When Faith is not grinding she does this "cud chewing" thing. Everyone who has the pleasure of witnessing this, including our SPT, has commented that they have never seen anyone do this before (I don't know how I am supposed to take comments like that) but it's as if she is chewing a wad of bubble gum or something. Once again, I think this is just a repetitive "stimming" behavior thing.

Alethia
04-15-2009, 11:48 AM
FIghtingforFaith - Angus sometimes does a weird "chewing cud" type thing. I think he's chewing his tongue when he does it, but he swears blind that he's not. I always offer him food when he does it now and he usually eats it. Definitely a stimming behaviour.

Mom2TwinsPlus1
04-15-2009, 07:29 PM
Just wanted to add for the teeth grinders, that it can also be a sign they don't have enough calcium. My niece had that issue bad and we had hers tested and it was to low.

Emma's used to be checked often not for teeth grinding but because we were told that formula fed gtube kids (no "real" food) can sometimes not get enough calcium or absorb it correctly. We have been lucky hers turned out ok.

Just thought I would toss my two cents in

drct1245
04-15-2009, 08:59 PM
Just curious as to how many feeding therapists you have gone through? As our feeding therapists uses about 3 different protocols, depending upon the child... so you have only tried one or 2, there might be more options out there. (just making sure you were aware of them) - it also depends upon if it's more behavioural or not. Ayden does eat pureed food, but lately has wanted our food, mostly pasta w/ sauce to suck on and anything we have. He won't eat it, but will lick it. You could try things that will melt, like others said, - like nilla waffers, graham crackers, the puffs, etc. Ayden is into taking those to and wanting to bite off a chunk and spit it out. You would also have to work on the tongue to make sure he can move food to the side and spit it out, if he isn't comfortable.

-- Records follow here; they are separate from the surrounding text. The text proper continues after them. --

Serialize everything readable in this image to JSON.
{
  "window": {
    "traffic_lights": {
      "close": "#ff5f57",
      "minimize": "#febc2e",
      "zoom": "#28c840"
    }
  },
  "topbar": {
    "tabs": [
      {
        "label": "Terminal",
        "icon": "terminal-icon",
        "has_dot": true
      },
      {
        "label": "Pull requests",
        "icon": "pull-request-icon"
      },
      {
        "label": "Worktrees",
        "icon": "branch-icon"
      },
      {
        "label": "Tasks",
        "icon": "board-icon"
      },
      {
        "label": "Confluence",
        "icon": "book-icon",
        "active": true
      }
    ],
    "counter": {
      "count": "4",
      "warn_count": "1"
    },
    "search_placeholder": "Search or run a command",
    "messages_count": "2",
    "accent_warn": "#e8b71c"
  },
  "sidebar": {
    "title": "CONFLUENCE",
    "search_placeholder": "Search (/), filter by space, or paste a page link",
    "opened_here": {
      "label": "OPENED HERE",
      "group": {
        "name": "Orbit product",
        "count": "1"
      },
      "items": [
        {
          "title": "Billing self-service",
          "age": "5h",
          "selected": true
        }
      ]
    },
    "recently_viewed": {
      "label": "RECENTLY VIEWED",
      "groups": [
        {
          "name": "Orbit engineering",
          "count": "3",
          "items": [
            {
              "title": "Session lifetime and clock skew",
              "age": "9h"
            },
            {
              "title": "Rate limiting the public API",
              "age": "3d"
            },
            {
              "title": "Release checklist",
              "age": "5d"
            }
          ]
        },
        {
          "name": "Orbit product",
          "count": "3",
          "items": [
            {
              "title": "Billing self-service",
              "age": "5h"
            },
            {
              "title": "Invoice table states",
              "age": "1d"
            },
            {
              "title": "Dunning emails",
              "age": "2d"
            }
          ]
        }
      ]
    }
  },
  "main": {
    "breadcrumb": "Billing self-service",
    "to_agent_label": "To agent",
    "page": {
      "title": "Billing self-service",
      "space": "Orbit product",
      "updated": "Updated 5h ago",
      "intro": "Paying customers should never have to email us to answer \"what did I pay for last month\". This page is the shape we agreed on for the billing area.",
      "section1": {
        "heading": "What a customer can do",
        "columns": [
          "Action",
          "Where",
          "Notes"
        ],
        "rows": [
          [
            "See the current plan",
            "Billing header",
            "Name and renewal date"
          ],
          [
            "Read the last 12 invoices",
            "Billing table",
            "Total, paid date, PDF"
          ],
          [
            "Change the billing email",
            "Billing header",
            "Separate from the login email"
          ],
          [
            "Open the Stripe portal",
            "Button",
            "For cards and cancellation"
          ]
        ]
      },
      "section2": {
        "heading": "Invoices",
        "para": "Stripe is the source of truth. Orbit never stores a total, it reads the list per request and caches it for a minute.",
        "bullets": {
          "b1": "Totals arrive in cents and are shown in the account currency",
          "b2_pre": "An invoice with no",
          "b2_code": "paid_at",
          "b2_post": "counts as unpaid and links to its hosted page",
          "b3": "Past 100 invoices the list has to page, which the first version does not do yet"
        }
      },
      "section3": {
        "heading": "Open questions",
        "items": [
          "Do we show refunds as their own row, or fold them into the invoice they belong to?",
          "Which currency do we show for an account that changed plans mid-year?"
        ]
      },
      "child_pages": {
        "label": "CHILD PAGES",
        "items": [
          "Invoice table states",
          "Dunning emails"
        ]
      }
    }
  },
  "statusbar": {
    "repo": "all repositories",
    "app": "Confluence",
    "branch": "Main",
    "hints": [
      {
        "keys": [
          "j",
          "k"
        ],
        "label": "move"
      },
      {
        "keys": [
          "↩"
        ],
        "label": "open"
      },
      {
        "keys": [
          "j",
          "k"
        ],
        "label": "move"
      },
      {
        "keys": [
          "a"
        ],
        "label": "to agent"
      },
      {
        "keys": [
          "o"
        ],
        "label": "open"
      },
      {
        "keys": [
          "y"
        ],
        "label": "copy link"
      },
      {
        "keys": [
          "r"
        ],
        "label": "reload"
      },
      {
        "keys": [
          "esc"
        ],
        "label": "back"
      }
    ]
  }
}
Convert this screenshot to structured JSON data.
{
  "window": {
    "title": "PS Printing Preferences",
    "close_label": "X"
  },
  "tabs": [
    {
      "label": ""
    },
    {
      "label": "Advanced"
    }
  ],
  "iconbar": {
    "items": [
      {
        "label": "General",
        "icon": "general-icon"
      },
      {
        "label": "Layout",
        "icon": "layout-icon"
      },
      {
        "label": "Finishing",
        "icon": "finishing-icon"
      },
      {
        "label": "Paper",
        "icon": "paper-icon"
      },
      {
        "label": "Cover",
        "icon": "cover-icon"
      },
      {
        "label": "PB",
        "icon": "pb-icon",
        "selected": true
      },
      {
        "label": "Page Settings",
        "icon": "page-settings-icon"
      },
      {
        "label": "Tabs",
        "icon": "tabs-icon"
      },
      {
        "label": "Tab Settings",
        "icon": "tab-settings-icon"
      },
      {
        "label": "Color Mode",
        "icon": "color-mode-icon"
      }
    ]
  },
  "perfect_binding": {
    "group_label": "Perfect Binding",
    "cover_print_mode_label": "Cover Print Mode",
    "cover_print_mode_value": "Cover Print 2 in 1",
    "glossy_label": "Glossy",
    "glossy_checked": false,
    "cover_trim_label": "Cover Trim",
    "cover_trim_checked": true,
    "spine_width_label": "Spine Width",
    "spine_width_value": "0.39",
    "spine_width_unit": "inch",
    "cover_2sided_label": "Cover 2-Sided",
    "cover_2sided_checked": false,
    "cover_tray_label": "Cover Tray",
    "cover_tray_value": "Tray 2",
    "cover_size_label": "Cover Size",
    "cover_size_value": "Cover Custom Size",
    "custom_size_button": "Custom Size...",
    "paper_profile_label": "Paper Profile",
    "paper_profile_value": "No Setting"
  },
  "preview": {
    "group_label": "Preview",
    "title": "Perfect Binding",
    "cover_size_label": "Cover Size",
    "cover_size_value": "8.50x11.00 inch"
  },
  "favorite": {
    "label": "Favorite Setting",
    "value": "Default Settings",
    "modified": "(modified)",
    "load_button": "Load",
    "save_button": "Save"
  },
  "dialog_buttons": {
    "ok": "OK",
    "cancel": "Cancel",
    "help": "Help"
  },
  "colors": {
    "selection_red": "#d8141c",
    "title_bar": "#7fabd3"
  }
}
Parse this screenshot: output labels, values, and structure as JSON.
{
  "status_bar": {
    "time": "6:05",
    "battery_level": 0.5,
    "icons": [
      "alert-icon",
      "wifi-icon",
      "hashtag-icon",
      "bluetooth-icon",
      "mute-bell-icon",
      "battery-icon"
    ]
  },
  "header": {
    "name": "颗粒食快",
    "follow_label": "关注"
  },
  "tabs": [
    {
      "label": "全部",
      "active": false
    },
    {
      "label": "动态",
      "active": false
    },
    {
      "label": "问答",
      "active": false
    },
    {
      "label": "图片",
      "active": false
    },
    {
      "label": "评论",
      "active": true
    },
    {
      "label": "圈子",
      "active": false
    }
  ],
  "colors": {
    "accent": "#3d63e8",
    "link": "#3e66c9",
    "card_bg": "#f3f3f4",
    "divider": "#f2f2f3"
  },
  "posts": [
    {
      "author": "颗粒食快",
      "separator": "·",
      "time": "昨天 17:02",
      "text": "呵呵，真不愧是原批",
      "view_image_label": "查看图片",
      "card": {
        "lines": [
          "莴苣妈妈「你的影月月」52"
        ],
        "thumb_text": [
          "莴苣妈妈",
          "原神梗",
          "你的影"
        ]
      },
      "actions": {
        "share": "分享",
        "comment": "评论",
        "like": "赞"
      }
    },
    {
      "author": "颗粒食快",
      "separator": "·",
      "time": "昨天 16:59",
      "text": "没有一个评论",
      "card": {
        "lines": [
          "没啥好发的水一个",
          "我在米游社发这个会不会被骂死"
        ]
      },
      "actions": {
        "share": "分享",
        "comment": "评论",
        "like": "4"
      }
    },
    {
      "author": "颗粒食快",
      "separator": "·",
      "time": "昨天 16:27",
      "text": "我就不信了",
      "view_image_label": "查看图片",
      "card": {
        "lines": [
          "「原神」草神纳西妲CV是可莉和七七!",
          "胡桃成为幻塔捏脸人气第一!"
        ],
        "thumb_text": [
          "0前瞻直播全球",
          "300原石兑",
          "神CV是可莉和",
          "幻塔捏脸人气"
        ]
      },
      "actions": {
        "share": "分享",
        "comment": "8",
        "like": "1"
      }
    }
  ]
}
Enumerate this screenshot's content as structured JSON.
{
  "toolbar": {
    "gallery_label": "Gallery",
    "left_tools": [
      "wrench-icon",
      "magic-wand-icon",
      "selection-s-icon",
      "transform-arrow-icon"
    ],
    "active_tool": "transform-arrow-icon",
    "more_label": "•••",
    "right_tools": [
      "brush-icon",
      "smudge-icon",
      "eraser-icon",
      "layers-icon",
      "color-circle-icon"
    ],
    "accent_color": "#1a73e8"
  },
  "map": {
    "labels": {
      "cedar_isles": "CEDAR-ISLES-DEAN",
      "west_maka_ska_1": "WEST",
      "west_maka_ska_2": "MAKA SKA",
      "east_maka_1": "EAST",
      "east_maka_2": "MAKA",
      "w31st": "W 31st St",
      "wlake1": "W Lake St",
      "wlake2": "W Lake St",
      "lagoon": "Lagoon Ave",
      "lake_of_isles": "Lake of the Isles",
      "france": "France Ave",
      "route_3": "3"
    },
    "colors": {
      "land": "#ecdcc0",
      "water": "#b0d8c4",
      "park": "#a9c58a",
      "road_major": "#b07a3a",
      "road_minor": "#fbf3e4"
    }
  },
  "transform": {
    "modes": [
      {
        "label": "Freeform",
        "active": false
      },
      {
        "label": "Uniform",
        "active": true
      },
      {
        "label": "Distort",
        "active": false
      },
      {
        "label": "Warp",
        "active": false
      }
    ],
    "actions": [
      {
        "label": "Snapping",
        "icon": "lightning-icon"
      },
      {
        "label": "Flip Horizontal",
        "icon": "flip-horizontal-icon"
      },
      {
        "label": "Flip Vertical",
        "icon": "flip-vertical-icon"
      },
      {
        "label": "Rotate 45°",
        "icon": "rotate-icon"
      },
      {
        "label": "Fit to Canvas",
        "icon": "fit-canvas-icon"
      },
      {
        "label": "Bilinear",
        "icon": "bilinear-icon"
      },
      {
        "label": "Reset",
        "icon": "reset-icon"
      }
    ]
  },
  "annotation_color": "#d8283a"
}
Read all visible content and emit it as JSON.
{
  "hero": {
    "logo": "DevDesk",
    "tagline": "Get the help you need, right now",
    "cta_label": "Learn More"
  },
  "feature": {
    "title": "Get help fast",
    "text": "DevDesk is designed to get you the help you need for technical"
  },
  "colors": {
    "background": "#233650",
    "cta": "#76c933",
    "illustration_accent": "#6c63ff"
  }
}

In Denver, there is Toomey and Associates, which either you love or hate her tactics. There is also a week long feeding therapy in VA that Ayden's feeding therapist LOVES.

good luck - it's a very hard thing when they aren't able to pick it up as a baby.

cherienz
04-16-2009, 10:40 AM
Just wanted to add for the teeth grinders, that it can also be a sign they don't have enough calcium. My niece had that issue bad and we had hers tested and it was to low.

Emma's used to be checked often not for teeth grinding but because we were told that formula fed gtube kids (no "real" food) can sometimes not get enough calcium or absorb it correctly. We have been lucky hers turned out ok.

Just thought I would toss my two cents in

Oh this is an interesting thought that I will check with the dietician. Mitch has always been on Nutrini Energy because he couldn't tolerate anything else. But we have n't had his salts, minerals, etc tested for ages since we were home!
Thanks for the idea.

cherienz
04-16-2009, 10:46 AM
Just curious as to how many feeding therapists you have gone through? As our feeding therapists uses about 3 different protocols, depending upon the child... so you have only tried one or 2, there might be more options out there. (just making sure you were aware of them) - it also depends upon if it's more behavioural or not. Ayden does eat pureed food, but lately has wanted our food, mostly pasta w/ sauce to suck on and anything we have. He won't eat it, but will lick it. You could try things that will melt, like others said, - like nilla waffers, graham crackers, the puffs, etc. Ayden is into taking those to and wanting to bite off a chunk and spit it out. You would also have to work on the tongue to make sure he can move food to the side and spit it out, if he isn't comfortable.

In Denver, there is Toomey and Associates, which either you love or hate her tactics. There is also a week long feeding therapy in VA that Ayden's feeding therapist LOVES.

good luck - it's a very hard thing when they aren't able to pick it up as a baby.

Hey this is all great advice. Thanks. We live in NZ, so can't quite travel to Denver, or VA for therapy (not while on the vent!!). But I love your feedback and great advice about the tongue. I am gonna try and do some work on that.
Thanks Cherie